Well written Dave, thanks. We have arranged proxy already. We have had a few exchanges with our regional rep Ian Fozard & Robert Humphries, chair of the policy committee, about minimum pricing and loss leading etc. We gave a lot of accounts stats to SIBA about a year ago, to help with their research in this area, but have not seen any concrete results in print. We've seen no figures to properly back up SIBA's stance. So we asked SIBA in November if they have any research backed stats to show the actual cost of production of a firkin of beer proportionate to the size of brewer.Mike Benner was also asked recently what a reasonable price per firkin was.[See the ASK Siba video with Benner about appropriate margins on a cask of beer - where at 6mins 37 seconds he states that it's not for SIBA to give a price for a cask - and he also says that as part of our pricing strategy, small brewers may have loss leaders.] This really goes to the heart of the lack of consistency in SIBA'S position - on the one hand correctly stating that SBR should not be used for discounting - and on the other hand, running Beerflex which dictates prices which force small brewers to abuse SBR. Without SBR, small brewers could not possibly trade on Beerflex terms. SIBA is uniquely placed to determine a reasonable price for a cask of beer.
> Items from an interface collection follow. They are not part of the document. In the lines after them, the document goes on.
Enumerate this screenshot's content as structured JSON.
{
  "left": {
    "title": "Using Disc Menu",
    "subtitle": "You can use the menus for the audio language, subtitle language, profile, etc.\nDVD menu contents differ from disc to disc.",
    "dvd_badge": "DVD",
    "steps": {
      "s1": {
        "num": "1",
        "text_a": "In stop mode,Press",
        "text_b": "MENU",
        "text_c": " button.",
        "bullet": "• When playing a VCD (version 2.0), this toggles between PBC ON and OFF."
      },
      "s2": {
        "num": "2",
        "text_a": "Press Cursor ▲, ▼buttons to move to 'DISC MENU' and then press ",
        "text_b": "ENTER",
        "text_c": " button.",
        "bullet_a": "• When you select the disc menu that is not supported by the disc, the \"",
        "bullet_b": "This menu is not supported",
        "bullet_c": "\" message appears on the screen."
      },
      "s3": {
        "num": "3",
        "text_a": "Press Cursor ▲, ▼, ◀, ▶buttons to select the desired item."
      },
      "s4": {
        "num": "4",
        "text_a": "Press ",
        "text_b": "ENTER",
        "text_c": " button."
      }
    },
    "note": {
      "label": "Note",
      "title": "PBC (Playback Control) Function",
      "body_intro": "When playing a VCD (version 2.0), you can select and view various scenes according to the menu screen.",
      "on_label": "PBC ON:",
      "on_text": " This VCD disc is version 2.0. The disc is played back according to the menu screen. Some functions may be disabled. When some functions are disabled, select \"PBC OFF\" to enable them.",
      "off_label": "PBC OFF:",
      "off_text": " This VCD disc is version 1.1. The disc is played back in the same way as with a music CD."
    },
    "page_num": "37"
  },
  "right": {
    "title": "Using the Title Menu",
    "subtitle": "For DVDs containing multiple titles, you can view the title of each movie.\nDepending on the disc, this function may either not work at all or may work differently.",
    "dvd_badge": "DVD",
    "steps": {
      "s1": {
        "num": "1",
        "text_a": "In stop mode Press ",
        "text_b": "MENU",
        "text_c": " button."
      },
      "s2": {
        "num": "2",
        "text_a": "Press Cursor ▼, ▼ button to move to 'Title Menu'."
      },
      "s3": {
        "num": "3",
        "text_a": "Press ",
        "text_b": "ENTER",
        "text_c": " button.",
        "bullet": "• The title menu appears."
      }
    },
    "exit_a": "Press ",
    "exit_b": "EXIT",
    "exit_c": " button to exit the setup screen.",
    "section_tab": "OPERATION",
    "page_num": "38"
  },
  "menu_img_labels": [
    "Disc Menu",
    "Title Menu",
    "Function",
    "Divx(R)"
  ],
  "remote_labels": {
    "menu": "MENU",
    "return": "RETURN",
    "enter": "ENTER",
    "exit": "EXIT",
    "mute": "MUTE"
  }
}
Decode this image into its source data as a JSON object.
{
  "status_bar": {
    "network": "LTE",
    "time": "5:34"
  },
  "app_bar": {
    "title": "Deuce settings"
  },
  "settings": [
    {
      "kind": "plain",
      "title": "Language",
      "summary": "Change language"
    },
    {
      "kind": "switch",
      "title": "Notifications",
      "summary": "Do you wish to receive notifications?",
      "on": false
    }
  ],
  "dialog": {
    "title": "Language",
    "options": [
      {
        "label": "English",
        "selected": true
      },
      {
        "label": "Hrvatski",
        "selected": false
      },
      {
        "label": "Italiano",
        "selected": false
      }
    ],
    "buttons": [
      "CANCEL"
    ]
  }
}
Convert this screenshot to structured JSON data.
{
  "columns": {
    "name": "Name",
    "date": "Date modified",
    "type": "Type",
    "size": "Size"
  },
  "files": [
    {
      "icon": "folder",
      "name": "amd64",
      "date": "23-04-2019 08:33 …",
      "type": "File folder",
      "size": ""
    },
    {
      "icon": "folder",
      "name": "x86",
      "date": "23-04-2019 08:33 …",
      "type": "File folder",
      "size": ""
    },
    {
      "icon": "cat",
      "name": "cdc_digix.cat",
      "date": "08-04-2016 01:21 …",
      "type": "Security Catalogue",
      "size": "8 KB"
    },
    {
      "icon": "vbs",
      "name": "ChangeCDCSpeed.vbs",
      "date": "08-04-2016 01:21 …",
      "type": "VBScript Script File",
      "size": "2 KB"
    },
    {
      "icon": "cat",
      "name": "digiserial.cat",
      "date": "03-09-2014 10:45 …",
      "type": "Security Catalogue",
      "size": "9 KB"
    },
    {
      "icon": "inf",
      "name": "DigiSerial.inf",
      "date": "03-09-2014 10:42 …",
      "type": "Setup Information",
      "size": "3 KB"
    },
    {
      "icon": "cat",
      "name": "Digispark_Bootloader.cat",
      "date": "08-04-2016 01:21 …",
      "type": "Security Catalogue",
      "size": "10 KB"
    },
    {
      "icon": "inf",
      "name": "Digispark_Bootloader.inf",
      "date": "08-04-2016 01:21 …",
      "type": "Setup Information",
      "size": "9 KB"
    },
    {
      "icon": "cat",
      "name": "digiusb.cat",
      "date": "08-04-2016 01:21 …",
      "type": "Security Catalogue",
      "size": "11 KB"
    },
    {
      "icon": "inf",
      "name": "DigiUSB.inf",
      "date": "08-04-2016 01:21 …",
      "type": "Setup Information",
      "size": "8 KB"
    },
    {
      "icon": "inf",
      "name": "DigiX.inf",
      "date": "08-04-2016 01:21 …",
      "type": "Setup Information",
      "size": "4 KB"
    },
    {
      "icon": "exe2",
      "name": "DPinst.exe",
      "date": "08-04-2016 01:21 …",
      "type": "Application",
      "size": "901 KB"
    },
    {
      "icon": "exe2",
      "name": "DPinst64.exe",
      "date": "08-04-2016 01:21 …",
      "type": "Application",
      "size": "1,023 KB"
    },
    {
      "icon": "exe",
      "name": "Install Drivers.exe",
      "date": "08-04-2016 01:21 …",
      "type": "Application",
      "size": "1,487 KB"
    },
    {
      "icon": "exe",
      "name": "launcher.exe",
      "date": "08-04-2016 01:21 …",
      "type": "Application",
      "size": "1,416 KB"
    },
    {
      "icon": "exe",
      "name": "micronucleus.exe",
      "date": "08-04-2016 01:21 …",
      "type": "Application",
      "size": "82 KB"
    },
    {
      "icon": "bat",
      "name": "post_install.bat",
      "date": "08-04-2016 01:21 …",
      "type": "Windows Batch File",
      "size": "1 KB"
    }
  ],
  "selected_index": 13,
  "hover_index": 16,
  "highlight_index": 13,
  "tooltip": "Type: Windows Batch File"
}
With 450 participating brewers - the information can easily be obtained and we thought this was what they were doing.With this information, SIBA can then assess the price at which there is no abuse of SBR - i.e. the reasonable cost of production, reasonable profit, and full duty. Small brewers should not be required to loss lead as any part of its business - this would be a gross abuse of SBR. The sub £60 beerflex prices for single deliveries are also clearly an abuse of SBR - we simply could not trade in these terms if we were paying full duty.
Ian Fozard wrote to us "SIBA has amassed some quality brewery production cost data with participating breweries ranging from sub 1000HL up to >20000HL. We have looked at the economies of scale vs duty increases above 5000HL and our view is that duty reform above 5000HL is necessary as the increased duty above 5000HL exceeds any economies of scale achievable at these levels...It is also our view that the real culprits in deep discounting are those very large national and multi-national brewers producing vast volumes way above even the largest independents and driving down prices generally."
Robert Humphries offered to discuss the matter with me, replying to my query about whether stats had been gathered "...the answer is yes, but as so often the data could be better! " no other substantive comments were made.
SIBA should be making Beerflex work for small brewers,(eg minimum deliveries of 2 casks, true 'flexible ' pricing) prove to Government that it works and not be bowing to pressure from the SBR Coalition, in a 'compromise' where SBR is reduced. Seems to us SIBA are not committed to Small brewers any longer, and there is a problem of not being heard - getting to AGMS, and even regional meetings is very difficult for a 3 person outfit, for all the reasons you describe.
Cheers
Bill and Anna, Cullercoats Brewery (Bill will get to Liverpool around 11.30 Thursday)

Real Ale Up North said...

Well said that man. Another educative and enlightening post.